It provides a time and place for Christ to confess before the Father and the holy angels the names of His friends, and deny those of His enemies. Matt. 10:32, 33: “Whosoever therefore shall confess me before men, him will I confess also before my Father which is in Heaven. But whosoever shall deny me before men, him will I also deny before my Father which is in Heaven.” This He does as He finishes His work as priest in the sanctuary.

It provides a time and place for a blotting out of sins before Christ comes, as in Acts 3:19, 20, or the blotting out of names from the book of life, as in Rev. 3:5. As cases are examined in the sanctuary, the sins of all those who have secured pardon through the intercession of Christ will be blotted out of those books wherein our deeds are written; while, on the other hand, if they have not secured pardon, their names will be blotted from the book of life, and their sins retained against them.

It guards against the error of continually setting times for the Lord to come, inasmuch as it shows that no prophetic period reaches to that event—the longest and latest—the 2300 days—reaching not to the coming of the Lord, but to a work called the cleansing of the sanctuary, which must be accomplished before he comes.

It enables us to distinguish between the work of Christ as an offering for sin, and His work as a High Priest atoning for sin. In the first-named capacity He acted for all the world; in the second, for His people only; and by confounding the two, we are inevitably driven into Universalism on the one hand, or into predestinationism on the other. The subject of the sanctuary saves us from both, showing that the atonement is the very last act of Christ’s service as a priest and mediator.

It establishes the doctrine of the immutability of the law and the perpetuity of the Sabbath, by bringing to view in the temple of God in Heaven, under the sounding of the seventh angel, the ark of His [God’s] testament. Rev. 11:19. The ark was so called because it contained the tables of testimony, or tables of the ten commandments, which He calls “His” covenant.
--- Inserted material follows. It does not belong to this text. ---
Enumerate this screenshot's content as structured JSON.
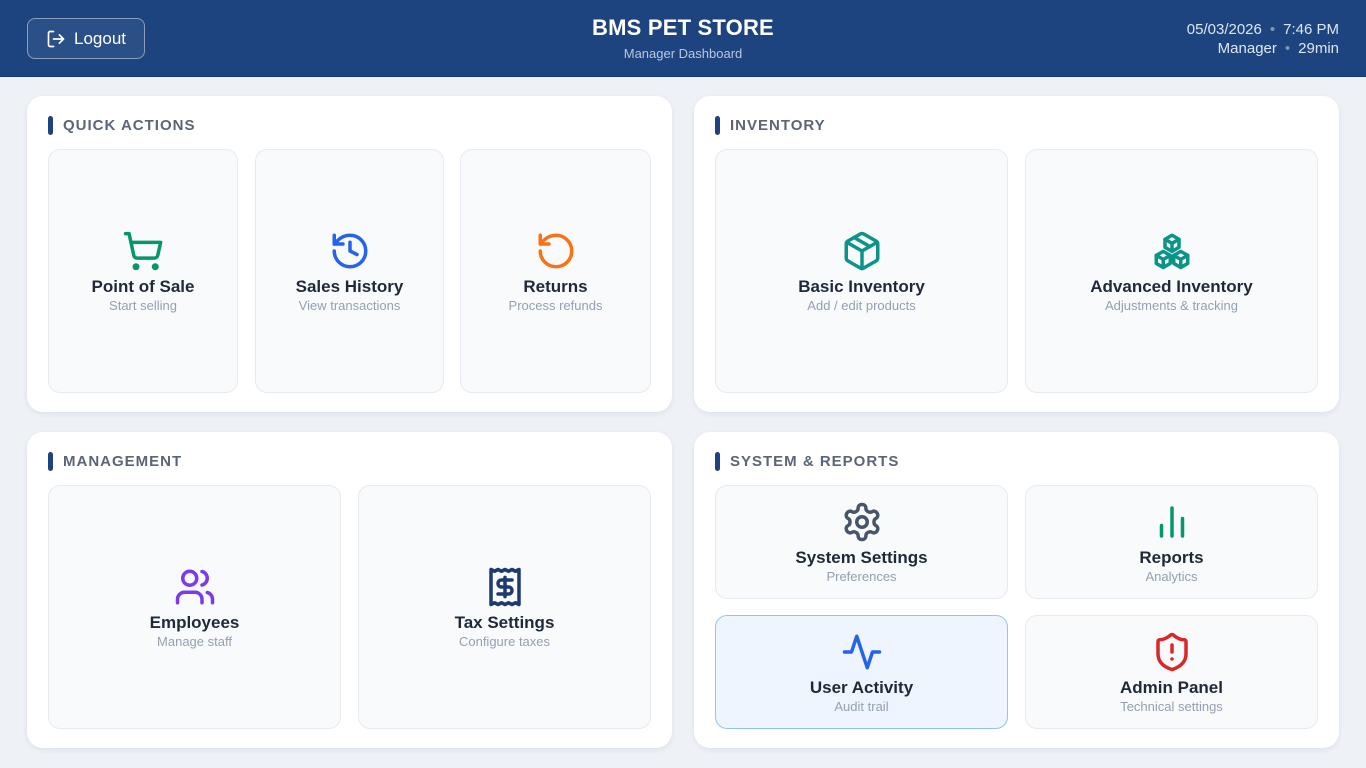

The fact that John applies the same name to it, as revealed in Heaven under the sounding of the seventh trumpet, shows that the same law exactly must be therein. Moreover, Christ’s work, to be the antitype of the work of the earthly priests, must have reference to the same law that their work had reference to, which was the law of ten commandments in the ark.

It establishes the doctrine of the soon coming of Christ; for Christ comes as soon as He has finished His work as priest, and He is now performing the closing service of that priestly work. His coming must therefore be at hand.
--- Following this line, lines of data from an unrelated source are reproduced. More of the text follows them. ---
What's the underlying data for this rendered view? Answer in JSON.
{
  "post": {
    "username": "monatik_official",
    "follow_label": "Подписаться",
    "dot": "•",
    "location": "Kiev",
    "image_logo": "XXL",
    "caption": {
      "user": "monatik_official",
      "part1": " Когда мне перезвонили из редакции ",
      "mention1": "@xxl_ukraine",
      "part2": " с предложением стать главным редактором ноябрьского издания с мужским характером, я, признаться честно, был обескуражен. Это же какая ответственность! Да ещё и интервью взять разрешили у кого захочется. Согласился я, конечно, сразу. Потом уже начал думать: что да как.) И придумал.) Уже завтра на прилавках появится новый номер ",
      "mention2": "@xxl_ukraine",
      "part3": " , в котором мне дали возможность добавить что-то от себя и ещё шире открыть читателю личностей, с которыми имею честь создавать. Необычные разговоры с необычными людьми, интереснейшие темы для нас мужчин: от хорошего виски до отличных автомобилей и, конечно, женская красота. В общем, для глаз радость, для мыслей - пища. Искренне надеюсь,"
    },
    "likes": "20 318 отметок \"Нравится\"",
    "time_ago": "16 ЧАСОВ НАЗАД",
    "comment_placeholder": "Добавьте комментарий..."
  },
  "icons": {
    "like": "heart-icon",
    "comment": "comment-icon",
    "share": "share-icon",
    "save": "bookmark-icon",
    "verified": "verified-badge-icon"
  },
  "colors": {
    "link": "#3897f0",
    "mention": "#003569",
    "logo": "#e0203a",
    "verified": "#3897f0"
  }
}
It establishes the doctrine of the unconscious state of the dead, by showing that no part of the Judgment, which must precede the bestowal of rewards and punishments, could be performed till Christ reached the closing division of His work as mediator. Men and women have not, therefore, through all the ages past, been going to Heaven and hell, but are resting in their graves, awaiting the decision in their cases.

It gives us more clear, definite, and beautiful views of Christ’s position and work than can be evolved from any other subject.

Finally, it sets the seal of divine truth, and of divine providence, to the message now going forth. Here we see the open door which no man can shut. Rev. 3:8. Through this, the ark of God’s testament is seen in the temple in Heaven, and no one can shut off the view. Rev. 11:19. The truth will go forth. The message will be proclaimed, though God should have to find new messengers to carry it. The work cannot be overthrown, and will not come to naught; for it is the work of God, and cannot fail.

Do we make enough of this great central subject of that system of truth which belongs to this time? Line upon line must be given, till the people are made familiar with all its parts. Study to present it in such a way as to arrest attention, and show the importance which attaches to it. May Heaven speed the messages forward in mighty power!

*[Uriah Smith], “The Great Central Subject,” Advent Review and Sabbath Herald, Nov. 22, 1881, p. 328.

Uriah Smith

Uriah Smith was the editor of the Review intermittently between 1855 and 1903.